What you need to do. In this exercise, set down every entry that follows exactly as it appears.

*** Opening of Exercise inputs ***

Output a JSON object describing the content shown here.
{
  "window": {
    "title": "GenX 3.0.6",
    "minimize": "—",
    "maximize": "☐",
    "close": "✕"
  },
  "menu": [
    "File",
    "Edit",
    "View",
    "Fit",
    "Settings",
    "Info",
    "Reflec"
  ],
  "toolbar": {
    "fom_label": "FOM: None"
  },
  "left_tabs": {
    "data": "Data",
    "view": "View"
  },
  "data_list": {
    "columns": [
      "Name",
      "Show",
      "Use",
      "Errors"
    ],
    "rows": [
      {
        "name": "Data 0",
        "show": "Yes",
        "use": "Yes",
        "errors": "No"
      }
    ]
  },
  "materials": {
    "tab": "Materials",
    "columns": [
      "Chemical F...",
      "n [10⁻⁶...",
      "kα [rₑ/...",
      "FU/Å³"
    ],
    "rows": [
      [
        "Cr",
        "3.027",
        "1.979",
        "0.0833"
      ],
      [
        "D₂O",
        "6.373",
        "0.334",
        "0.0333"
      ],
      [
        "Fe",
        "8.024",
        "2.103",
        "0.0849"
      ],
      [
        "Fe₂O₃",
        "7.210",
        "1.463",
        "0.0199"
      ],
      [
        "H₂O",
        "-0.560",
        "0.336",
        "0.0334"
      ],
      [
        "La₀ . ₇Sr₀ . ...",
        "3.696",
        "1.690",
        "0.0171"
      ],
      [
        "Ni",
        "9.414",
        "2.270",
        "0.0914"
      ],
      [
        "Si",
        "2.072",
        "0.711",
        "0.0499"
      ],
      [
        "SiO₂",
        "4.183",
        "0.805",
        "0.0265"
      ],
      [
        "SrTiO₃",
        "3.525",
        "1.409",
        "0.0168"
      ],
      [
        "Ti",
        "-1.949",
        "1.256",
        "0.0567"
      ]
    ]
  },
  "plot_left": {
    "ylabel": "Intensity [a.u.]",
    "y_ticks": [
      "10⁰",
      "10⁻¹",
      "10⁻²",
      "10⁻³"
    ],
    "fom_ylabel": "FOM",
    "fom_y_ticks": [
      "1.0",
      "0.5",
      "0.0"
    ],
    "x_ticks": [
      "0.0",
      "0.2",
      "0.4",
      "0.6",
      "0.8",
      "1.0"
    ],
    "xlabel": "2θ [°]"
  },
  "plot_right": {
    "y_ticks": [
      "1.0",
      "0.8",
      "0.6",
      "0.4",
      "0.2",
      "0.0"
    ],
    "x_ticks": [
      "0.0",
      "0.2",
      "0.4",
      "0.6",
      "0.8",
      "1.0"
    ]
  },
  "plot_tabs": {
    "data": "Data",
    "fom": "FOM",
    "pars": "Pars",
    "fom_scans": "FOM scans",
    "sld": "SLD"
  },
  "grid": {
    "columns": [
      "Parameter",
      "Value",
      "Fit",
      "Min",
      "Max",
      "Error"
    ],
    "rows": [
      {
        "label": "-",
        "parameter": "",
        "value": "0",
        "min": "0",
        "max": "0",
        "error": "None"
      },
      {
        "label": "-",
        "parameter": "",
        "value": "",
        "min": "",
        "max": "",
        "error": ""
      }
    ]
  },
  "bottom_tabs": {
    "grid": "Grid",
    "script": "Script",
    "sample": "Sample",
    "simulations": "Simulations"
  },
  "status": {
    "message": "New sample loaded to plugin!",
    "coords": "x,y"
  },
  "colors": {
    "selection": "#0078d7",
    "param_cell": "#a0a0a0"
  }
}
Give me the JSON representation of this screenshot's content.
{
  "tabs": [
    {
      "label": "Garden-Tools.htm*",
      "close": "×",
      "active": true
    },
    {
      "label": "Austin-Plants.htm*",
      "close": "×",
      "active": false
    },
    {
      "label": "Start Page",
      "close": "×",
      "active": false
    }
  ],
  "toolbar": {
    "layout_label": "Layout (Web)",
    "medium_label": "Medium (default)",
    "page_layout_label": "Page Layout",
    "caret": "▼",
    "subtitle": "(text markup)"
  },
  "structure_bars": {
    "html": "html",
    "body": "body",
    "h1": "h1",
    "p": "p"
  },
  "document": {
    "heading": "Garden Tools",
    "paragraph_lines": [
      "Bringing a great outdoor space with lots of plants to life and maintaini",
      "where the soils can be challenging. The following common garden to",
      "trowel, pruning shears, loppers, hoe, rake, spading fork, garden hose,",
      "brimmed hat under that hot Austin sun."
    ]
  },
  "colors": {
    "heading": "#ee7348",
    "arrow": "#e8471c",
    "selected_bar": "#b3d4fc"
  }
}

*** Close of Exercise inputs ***

Answer to the problem.
Output a JSON object describing the content shown here.
{
  "window": {
    "title": "GenX 3.0.6",
    "minimize": "—",
    "maximize": "☐",
    "close": "✕"
  },
  "menu": [
    "File",
    "Edit",
    "View",
    "Fit",
    "Settings",
    "Info",
    "Reflec"
  ],
  "toolbar": {
    "fom_label": "FOM: None"
  },
  "left_tabs": {
    "data": "Data",
    "view": "View"
  },
  "data_list": {
    "columns": [
      "Name",
      "Show",
      "Use",
      "Errors"
    ],
    "rows": [
      {
        "name": "Data 0",
        "show": "Yes",
        "use": "Yes",
        "errors": "No"
      }
    ]
  },
  "materials": {
    "tab": "Materials",
    "columns": [
      "Chemical F...",
      "n [10⁻⁶...",
      "kα [rₑ/...",
      "FU/Å³"
    ],
    "rows": [
      [
        "Cr",
        "3.027",
        "1.979",
        "0.0833"
      ],
      [
        "D₂O",
        "6.373",
        "0.334",
        "0.0333"
      ],
      [
        "Fe",
        "8.024",
        "2.103",
        "0.0849"
      ],
      [
        "Fe₂O₃",
        "7.210",
        "1.463",
        "0.0199"
      ],
      [
        "H₂O",
        "-0.560",
        "0.336",
        "0.0334"
      ],
      [
        "La₀ . ₇Sr₀ . ...",
        "3.696",
        "1.690",
        "0.0171"
      ],
      [
        "Ni",
        "9.414",
        "2.270",
        "0.0914"
      ],
      [
        "Si",
        "2.072",
        "0.711",
        "0.0499"
      ],
      [
        "SiO₂",
        "4.183",
        "0.805",
        "0.0265"
      ],
      [
        "SrTiO₃",
        "3.525",
        "1.409",
        "0.0168"
      ],
      [
        "Ti",
        "-1.949",
        "1.256",
        "0.0567"
      ]
    ]
  },
  "plot_left": {
    "ylabel": "Intensity [a.u.]",
    "y_ticks": [
      "10⁰",
      "10⁻¹",
      "10⁻²",
      "10⁻³"
    ],
    "fom_ylabel": "FOM",
    "fom_y_ticks": [
      "1.0",
      "0.5",
      "0.0"
    ],
    "x_ticks": [
      "0.0",
      "0.2",
      "0.4",
      "0.6",
      "0.8",
      "1.0"
    ],
    "xlabel": "2θ [°]"
  },
  "plot_right": {
    "y_ticks": [
      "1.0",
      "0.8",
      "0.6",
      "0.4",
      "0.2",
      "0.0"
    ],
    "x_ticks": [
      "0.0",
      "0.2",
      "0.4",
      "0.6",
      "0.8",
      "1.0"
    ]
  },
  "plot_tabs": {
    "data": "Data",
    "fom": "FOM",
    "pars": "Pars",
    "fom_scans": "FOM scans",
    "sld": "SLD"
  },
  "grid": {
    "columns": [
      "Parameter",
      "Value",
      "Fit",
      "Min",
      "Max",
      "Error"
    ],
    "rows": [
      {
        "label": "-",
        "parameter": "",
        "value": "0",
        "min": "0",
        "max": "0",
        "error": "None"
      },
      {
        "label": "-",
        "parameter": "",
        "value": "",
        "min": "",
        "max": "",
        "error": ""
      }
    ]
  },
  "bottom_tabs": {
    "grid": "Grid",
    "script": "Script",
    "sample": "Sample",
    "simulations": "Simulations"
  },
  "status": {
    "message": "New sample loaded to plugin!",
    "coords": "x,y"
  },
  "colors": {
    "selection": "#0078d7",
    "param_cell": "#a0a0a0"
  }
}
Give me the JSON representation of this screenshot's content.
{
  "tabs": [
    {
      "label": "Garden-Tools.htm*",
      "close": "×",
      "active": true
    },
    {
      "label": "Austin-Plants.htm*",
      "close": "×",
      "active": false
    },
    {
      "label": "Start Page",
      "close": "×",
      "active": false
    }
  ],
  "toolbar": {
    "layout_label": "Layout (Web)",
    "medium_label": "Medium (default)",
    "page_layout_label": "Page Layout",
    "caret": "▼",
    "subtitle": "(text markup)"
  },
  "structure_bars": {
    "html": "html",
    "body": "body",
    "h1": "h1",
    "p": "p"
  },
  "document": {
    "heading": "Garden Tools",
    "paragraph_lines": [
      "Bringing a great outdoor space with lots of plants to life and maintaini",
      "where the soils can be challenging. The following common garden to",
      "trowel, pruning shears, loppers, hoe, rake, spading fork, garden hose,",
      "brimmed hat under that hot Austin sun."
    ]
  },
  "colors": {
    "heading": "#ee7348",
    "arrow": "#e8471c",
    "selected_bar": "#b3d4fc"
  }
}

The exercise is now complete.